By “problems” Schiller means the need for food, clean water, affordable housing, sanitation, and so on. For globalists, the developing world is potentially a source of immense profit. And it would be unrealistic, people being what they are, to expect globalists to not want to profit a great deal while trying to “help lift others out of poverty.” Nor should we be altogether cynical about the latter aim; for though few men are saints, there are people in the corporate world who try to help others.
The distasteful thing is that this appearance of altruism is so often just that—merely an appearance, not indeed sincere.
Not to mention obtrusive. About three years ago, for instance, then Starbucks CEO Howard Schultz got it into his head that his employees should do their part to initiate “a national conversation about race.” To this end, employees were also encouraged to write “race together” on Starbucks coffee cups. Needless to say, although Schultz seems to be a sincere and well-meaning man, his idea was an embarrassing failure.
For no one but the craziest left-wing ideologue wants to have random conversations about race while buying his morning coffee. Besides, unlike many intellectuals, most Americans know that race in America is not a problem in the progressive sense: There is no white supremacy, and unlike Asians, blacks are not discriminated against as a class. In terms of achievement, blacks do lag behind the other races, but that is a reflection of the state of the black family, nor will it improve unless blacks stop blaming white people for their own problems.
While its main purpose, like any other company, is to generate revenue, Starbucks is unique in that it presents itself as “forward-thinking.” And yet, in the moral sphere Starbucks has proved to be no better than the ordinary nonprogressive company. Of course, it gives a lot of money to charity, but what big company doesn’t do that these days?

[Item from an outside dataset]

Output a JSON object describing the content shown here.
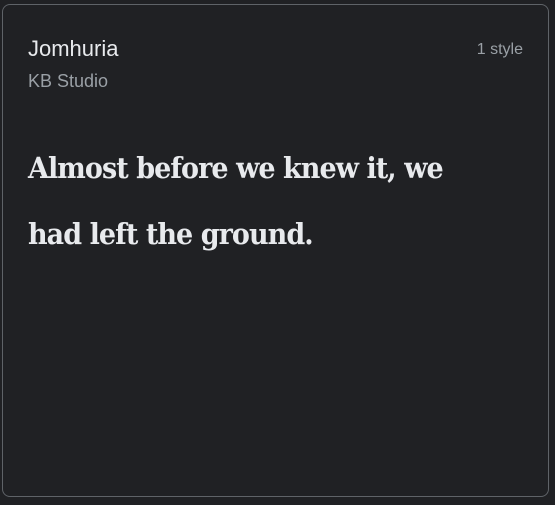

Moreover, in regard to moral issues, Starbucks does a lot of harm. It is like the coddling mother whose goodwill is a kiss of death, her children growing up to be spoiled, entitled, and querulous. We see this from the current controversy concerning the Starbucks in Philly. On April 12, two black men, after having been seated for some time, requested to use the bathroom. The employees informed the men of the company policy, namely, that only customers may use the bathroom. Since the men, rather strangely, had not purchased anything, the employees then asked them to leave. The men refused, so the store manager called the police. Two police came, but the men still did not yield. So several more police were called to the scene, and at length the men were arrested.